    I've driven through Kansas and Nebraska a few times and it's fair to say that I loathe the experience. I can't imagine trying to ride through. Honestly, i kept thinking of the flatlands ahead when you were in the rockies. Can you take a few days somewhere to recover and to get your joy back? I hear Lawrence KS is a lot like Athens - liberal, good food, cool people.

    Keep in mind, too, that KS is by far the worst part of the trip. MO and IL and IA are going to be at least rolling hills and occasional shade. There will also be lots of hog farms and feed lots, so add festering poo and clouds of flies to the list of...scenery.

  4. what you're doing is fucking brilliant and I have nothing but respect Lauren!! keep it up!

    can you get some bike short pads on the next stop? when I first found out you were doing this, my first thought was about your bike seat and getting through that. maybe you guys really should take a day off. heat exhaustion and sleep deprivation is no joke and even one day off could help you recoup. better to recoup so you can keep going the rest of the trip instead of crashing and burning early.

  5. Hey, cryptic blog person.

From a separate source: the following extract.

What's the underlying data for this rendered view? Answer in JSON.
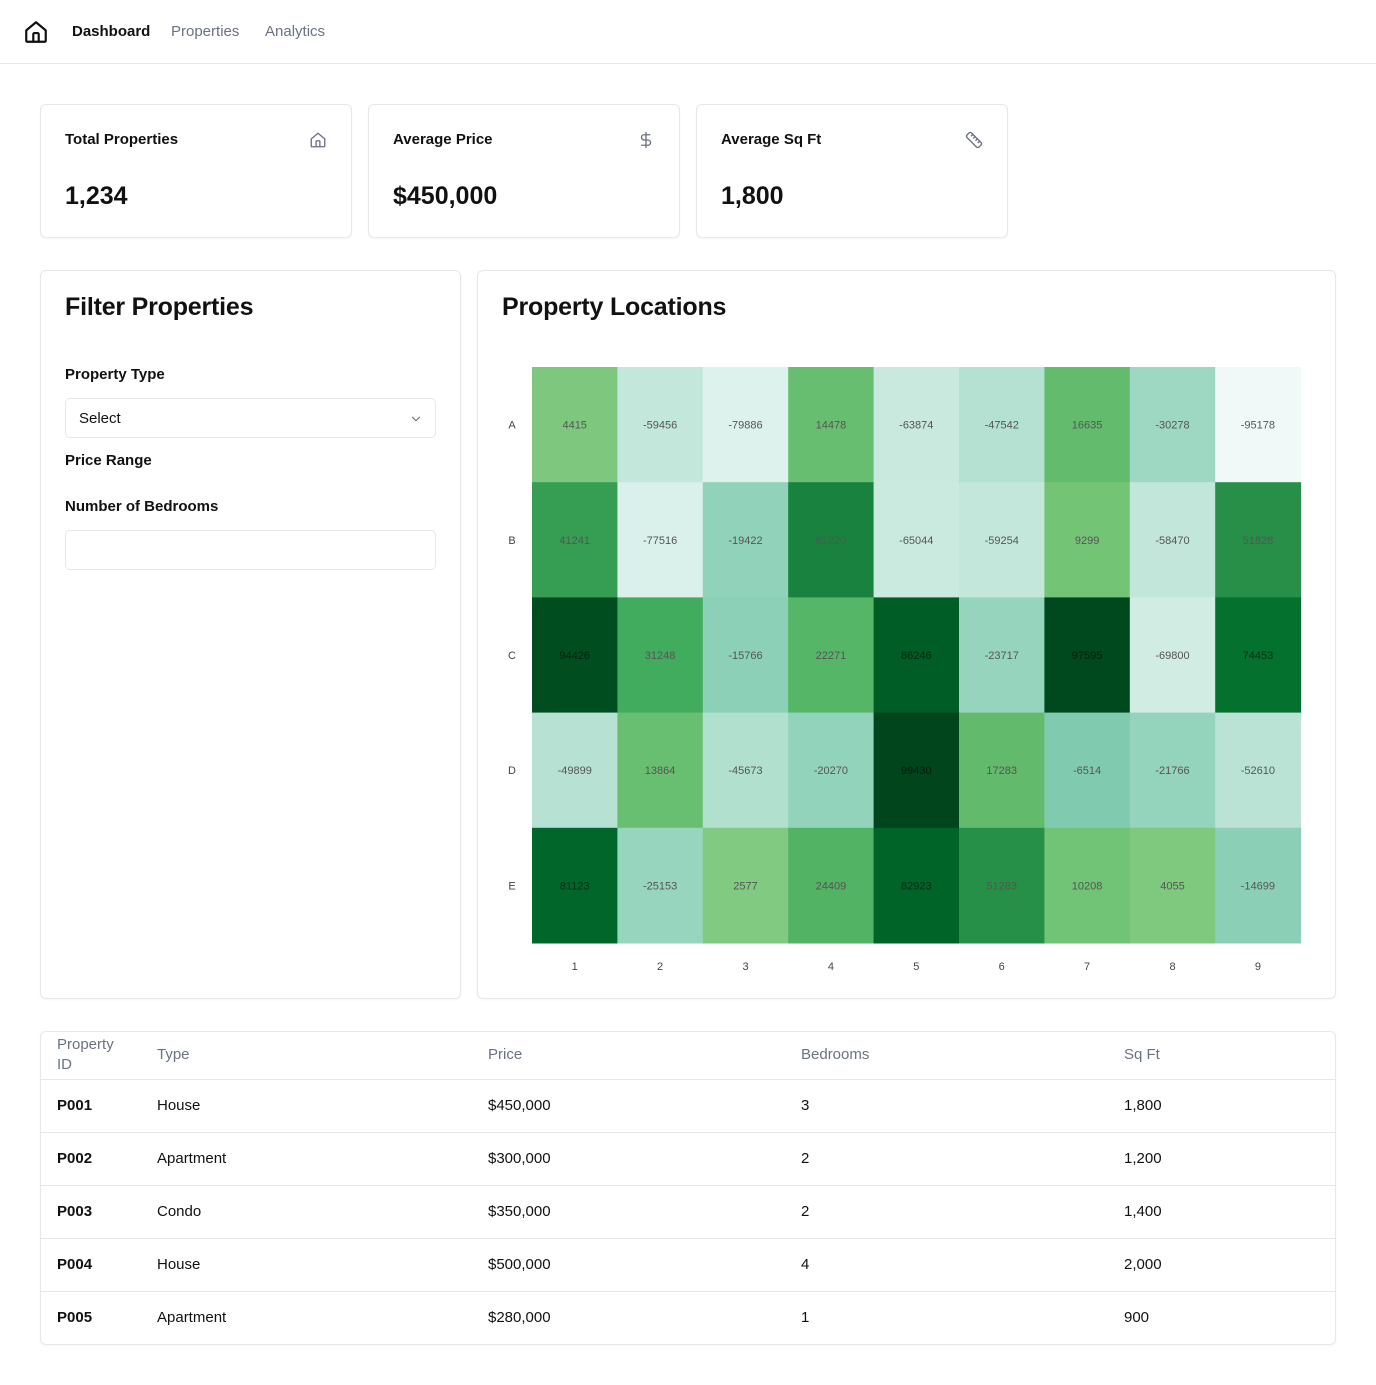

Who is "..." we would love to know who is reading.

  6. Rather, I'm thinking "Holy Christ, I love this woman!" I'm concerned for you, sure, but oh-so-proud to know you. That day off idea? A great one. Exhaustion and depression are like Siamese Twins of Evil. As you have written, you're on vacation. Not in the military. A few days off can be so therapeutic.

    Lawrence is kind of out of your way, yes? It was a pretty good place back in 1980. I was in school there for a couple of weeks. Around this time of year, in fact. It was so hot, the road asphalt was actually melting. And there were chiggers in the grass. You don't see them, but boy do they make your ankle itch. I hope that you don't end up with them, given your apparent sun poisoning.

  7. Welcome to Kansas. Welcome to Kansas. Welcome to Kansas. Repeat.

    Meanwhile, pride springs eternal in a father's heart.



  8. Funny how in Kansas, you are saying "There's no place like home"...

  9. I think I just got called a "cryptic blog person?"lol! its Brooke Z... looks like the profile is not available for some reason. Gary told me you were updating here. hope things are better today.